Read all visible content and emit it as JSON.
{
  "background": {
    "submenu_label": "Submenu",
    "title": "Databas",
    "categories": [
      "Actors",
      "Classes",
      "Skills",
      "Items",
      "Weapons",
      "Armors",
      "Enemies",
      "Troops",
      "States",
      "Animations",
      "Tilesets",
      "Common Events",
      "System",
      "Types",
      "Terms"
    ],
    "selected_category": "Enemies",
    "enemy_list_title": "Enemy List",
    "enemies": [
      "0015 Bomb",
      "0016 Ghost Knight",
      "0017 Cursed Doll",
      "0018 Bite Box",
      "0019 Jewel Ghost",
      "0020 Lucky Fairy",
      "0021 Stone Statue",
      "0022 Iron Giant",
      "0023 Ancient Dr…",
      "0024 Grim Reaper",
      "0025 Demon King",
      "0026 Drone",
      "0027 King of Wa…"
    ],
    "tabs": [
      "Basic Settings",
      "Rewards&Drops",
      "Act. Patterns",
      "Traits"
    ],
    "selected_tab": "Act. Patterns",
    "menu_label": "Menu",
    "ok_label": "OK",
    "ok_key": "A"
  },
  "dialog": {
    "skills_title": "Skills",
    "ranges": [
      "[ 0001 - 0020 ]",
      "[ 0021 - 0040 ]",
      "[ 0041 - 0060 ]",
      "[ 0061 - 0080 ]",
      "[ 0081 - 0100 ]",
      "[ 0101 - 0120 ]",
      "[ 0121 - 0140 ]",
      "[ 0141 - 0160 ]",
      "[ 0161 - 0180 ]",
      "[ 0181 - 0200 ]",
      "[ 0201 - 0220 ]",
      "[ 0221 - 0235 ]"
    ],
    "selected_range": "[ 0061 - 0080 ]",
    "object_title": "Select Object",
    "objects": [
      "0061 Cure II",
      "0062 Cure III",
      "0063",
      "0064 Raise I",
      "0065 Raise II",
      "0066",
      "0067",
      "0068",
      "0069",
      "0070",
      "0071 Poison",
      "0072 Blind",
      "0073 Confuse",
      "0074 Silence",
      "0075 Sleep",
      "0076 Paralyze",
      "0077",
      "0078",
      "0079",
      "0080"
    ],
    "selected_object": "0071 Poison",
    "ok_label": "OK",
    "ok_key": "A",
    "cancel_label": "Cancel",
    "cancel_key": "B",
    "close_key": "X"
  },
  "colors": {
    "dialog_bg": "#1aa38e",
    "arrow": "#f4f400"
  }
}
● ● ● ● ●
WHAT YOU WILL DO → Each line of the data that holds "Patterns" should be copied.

WRITTEN RESPONSE →
      "Act. Patterns",
    "selected_tab": "Act. Patterns",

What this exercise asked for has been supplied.